Sunday, April 11, 2010

Chapter 14

Chapter 14 was about communication and the workplace. Through this chapter we learned the different types of communication that can be seen while working. It talked about the differences of the communication between men and women. It also talked about the differences of communication based on the hierarchies—such as upward, downward, and diagonal communication. Lastly, it talked about the different ways we communicate—such as phone calls, emails, voicemail, facebook, and other various ways.

After looking into this subject further, I came across an article that made me think about larger corporations and how they communicated. Surely, it would be different from a small company wherein they can have meetings. If there was a company where they were hundreds of employees working, how do they communicate? How does technology affect their work? I then came across this article by Pamela Hinds and Sara Kiesler. They found that when employees are talking with their superiors, it was usually done through phone or email. But if they were talking to one another (on a more lateral level) then it was more face to face. They also found that most workers used email, rather than the phone to talk. “email is more effective than voice mail for conveying and discussing complex situations.” (Hinds & Kiesler) They continued and said, “voice mail technology would be more attractive to administrators both because it is efficient and it conveys social information to the sender, such as his or her status, accessibility, and dominance.” (Hinds & Kiesler)

Hinds, Pamela and Sara Kiesler. "Communication Across Boundaries: Work, Structure, and use of Communication Technologies in a Large Organization." Organization Science (1995): 303-393.

1 comment:

  1. The different levels of communication in an organization and the organization's size will dictate the medium of communication. In a large organization it is much more effective to use e-mails to communicate specific ideas rather than face to face meetings because it would take too much time.
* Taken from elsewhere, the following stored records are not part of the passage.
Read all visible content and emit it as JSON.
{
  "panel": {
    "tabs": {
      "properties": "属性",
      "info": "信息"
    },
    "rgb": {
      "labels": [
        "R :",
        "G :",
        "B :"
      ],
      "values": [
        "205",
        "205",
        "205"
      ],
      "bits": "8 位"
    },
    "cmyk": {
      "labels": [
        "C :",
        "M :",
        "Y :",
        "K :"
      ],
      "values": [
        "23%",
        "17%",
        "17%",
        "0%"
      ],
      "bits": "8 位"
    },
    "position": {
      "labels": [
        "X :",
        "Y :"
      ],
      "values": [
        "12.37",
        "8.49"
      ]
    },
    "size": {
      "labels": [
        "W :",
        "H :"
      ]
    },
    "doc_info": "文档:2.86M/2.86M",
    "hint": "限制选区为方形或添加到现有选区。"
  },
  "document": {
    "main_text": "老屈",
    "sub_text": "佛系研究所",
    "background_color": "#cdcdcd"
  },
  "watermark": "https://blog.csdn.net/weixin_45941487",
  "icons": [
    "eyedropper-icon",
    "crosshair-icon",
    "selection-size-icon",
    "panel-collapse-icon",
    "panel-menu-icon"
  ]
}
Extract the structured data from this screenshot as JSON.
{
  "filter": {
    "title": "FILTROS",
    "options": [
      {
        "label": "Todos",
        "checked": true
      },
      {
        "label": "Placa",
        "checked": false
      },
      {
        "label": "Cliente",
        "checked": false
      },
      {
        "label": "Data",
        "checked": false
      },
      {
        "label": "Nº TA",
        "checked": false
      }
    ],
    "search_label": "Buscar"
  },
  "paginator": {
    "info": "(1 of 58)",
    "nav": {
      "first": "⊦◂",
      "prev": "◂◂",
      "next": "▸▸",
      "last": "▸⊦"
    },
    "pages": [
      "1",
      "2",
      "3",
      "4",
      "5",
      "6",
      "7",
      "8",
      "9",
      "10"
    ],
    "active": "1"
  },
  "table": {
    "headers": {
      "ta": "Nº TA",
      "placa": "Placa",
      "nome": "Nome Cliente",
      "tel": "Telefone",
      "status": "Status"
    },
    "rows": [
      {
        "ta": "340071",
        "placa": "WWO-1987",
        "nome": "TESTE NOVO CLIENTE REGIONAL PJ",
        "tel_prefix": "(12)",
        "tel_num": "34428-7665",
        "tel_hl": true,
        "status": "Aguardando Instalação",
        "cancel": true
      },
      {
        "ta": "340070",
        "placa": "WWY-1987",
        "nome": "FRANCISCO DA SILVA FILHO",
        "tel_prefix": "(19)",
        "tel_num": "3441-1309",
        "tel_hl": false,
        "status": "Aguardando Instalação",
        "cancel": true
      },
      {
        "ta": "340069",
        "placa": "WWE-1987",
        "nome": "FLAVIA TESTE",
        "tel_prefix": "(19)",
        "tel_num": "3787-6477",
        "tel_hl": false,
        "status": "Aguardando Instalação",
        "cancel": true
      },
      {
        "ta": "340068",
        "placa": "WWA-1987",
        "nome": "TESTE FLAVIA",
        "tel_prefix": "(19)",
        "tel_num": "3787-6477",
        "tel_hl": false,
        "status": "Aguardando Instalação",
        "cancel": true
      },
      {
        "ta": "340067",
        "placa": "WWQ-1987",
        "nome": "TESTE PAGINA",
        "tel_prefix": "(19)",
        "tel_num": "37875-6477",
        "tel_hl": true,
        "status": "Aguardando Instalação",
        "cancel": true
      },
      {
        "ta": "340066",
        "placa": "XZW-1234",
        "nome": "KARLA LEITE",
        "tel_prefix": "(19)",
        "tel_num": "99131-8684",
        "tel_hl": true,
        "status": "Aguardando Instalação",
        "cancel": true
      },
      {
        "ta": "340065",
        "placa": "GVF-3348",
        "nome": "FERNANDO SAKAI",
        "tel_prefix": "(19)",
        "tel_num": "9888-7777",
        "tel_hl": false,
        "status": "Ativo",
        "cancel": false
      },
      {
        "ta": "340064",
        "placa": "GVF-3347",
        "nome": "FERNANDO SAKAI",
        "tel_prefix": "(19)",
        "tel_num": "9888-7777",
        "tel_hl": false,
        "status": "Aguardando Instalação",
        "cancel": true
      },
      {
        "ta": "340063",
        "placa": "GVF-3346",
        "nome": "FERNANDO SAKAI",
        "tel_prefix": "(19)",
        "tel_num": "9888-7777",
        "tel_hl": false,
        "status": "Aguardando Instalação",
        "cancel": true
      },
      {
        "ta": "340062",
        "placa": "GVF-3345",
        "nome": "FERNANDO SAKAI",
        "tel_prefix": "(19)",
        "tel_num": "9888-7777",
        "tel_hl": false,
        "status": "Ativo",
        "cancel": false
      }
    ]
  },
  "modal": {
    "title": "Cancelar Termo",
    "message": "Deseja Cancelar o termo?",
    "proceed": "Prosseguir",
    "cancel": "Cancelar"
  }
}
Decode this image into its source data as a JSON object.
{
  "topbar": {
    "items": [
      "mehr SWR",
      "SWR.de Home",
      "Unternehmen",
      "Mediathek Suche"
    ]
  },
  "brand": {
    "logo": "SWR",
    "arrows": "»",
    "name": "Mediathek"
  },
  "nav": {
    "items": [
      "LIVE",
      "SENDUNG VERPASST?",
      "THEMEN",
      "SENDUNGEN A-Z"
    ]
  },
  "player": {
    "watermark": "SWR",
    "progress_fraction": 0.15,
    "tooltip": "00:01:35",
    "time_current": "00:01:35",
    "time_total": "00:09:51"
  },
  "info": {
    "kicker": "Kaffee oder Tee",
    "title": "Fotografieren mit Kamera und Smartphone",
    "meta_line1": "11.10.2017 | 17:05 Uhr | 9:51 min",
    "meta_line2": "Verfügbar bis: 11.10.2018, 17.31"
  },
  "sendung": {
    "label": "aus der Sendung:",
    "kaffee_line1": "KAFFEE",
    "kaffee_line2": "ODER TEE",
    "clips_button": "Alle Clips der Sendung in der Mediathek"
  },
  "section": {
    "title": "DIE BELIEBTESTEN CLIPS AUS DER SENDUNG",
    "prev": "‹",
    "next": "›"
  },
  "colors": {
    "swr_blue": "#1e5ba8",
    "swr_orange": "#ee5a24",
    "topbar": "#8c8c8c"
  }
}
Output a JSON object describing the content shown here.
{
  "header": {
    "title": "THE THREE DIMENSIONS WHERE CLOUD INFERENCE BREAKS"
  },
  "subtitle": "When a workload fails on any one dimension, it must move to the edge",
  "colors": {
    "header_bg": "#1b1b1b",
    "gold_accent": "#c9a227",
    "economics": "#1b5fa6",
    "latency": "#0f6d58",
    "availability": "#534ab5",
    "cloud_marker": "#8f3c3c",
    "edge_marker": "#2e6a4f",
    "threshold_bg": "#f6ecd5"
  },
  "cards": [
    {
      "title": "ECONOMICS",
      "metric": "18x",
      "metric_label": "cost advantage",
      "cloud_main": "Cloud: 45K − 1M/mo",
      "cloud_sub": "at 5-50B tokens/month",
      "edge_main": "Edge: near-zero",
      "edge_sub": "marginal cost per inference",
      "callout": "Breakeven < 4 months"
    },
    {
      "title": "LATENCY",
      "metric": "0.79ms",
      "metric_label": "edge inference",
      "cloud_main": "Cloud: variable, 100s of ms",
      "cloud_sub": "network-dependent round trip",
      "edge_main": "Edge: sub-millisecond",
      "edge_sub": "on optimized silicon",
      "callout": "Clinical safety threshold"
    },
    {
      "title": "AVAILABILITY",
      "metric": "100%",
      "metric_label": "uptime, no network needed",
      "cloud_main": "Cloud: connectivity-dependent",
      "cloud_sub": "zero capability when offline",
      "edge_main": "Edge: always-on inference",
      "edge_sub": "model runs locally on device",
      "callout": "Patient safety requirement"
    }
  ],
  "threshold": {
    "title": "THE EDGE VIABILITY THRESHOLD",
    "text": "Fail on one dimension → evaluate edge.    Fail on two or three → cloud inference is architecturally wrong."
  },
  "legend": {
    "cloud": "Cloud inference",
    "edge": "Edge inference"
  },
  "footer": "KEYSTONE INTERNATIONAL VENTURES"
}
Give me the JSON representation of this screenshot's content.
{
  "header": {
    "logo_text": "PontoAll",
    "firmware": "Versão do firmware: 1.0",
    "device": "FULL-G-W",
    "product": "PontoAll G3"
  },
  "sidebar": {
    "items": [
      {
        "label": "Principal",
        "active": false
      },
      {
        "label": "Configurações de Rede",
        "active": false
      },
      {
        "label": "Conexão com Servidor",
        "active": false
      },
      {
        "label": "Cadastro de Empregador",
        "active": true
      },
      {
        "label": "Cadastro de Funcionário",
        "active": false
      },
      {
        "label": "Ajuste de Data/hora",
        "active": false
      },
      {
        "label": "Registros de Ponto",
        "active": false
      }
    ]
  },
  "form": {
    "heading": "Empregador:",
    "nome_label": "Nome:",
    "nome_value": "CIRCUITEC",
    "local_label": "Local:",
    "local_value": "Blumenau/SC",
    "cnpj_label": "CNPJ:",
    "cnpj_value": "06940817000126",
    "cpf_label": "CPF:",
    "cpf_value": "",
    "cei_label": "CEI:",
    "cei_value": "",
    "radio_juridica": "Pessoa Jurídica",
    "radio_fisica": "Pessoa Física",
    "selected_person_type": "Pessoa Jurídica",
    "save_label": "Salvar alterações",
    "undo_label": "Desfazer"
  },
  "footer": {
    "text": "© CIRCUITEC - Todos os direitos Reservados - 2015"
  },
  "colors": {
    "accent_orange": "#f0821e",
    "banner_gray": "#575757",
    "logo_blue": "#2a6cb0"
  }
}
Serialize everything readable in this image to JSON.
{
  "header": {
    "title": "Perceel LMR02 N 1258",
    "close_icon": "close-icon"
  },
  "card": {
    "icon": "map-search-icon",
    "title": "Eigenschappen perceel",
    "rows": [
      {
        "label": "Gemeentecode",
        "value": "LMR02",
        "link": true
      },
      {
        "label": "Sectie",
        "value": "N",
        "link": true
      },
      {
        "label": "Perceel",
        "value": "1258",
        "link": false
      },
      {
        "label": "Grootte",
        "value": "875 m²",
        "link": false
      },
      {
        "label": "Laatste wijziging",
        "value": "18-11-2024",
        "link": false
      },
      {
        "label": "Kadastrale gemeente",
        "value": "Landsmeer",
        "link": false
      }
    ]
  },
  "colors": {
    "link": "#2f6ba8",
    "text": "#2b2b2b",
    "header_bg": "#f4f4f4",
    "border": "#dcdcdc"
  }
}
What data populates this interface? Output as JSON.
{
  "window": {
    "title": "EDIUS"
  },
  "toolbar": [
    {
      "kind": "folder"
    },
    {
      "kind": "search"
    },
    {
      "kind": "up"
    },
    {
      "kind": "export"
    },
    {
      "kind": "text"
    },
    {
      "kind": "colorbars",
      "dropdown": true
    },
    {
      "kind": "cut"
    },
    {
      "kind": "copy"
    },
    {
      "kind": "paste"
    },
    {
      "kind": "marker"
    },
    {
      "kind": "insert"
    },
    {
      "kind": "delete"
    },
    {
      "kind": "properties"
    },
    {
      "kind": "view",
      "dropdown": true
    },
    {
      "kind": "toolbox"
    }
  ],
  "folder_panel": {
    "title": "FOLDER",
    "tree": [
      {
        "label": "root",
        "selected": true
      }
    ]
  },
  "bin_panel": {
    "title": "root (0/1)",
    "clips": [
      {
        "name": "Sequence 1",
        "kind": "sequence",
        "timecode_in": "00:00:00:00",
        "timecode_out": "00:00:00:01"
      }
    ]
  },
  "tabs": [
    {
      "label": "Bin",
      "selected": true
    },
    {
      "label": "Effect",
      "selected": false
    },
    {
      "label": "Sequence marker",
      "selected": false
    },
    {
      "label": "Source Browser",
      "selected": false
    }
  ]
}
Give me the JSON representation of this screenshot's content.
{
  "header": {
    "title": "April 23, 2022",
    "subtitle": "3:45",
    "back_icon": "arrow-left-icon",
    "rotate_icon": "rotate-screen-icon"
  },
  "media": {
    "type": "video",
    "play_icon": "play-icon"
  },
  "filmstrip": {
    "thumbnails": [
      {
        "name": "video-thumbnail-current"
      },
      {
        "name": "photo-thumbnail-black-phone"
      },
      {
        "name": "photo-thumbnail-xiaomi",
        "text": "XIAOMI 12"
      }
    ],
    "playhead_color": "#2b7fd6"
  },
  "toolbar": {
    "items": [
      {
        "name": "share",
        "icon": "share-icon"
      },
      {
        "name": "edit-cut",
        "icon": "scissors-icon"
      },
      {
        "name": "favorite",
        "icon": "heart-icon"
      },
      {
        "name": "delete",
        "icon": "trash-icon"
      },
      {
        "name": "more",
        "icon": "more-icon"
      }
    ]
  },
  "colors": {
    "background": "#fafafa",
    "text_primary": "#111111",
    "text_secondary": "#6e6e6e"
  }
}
In a small organization, face to face communication would be very empowering, informative, and it would promote cohesiveness among employees.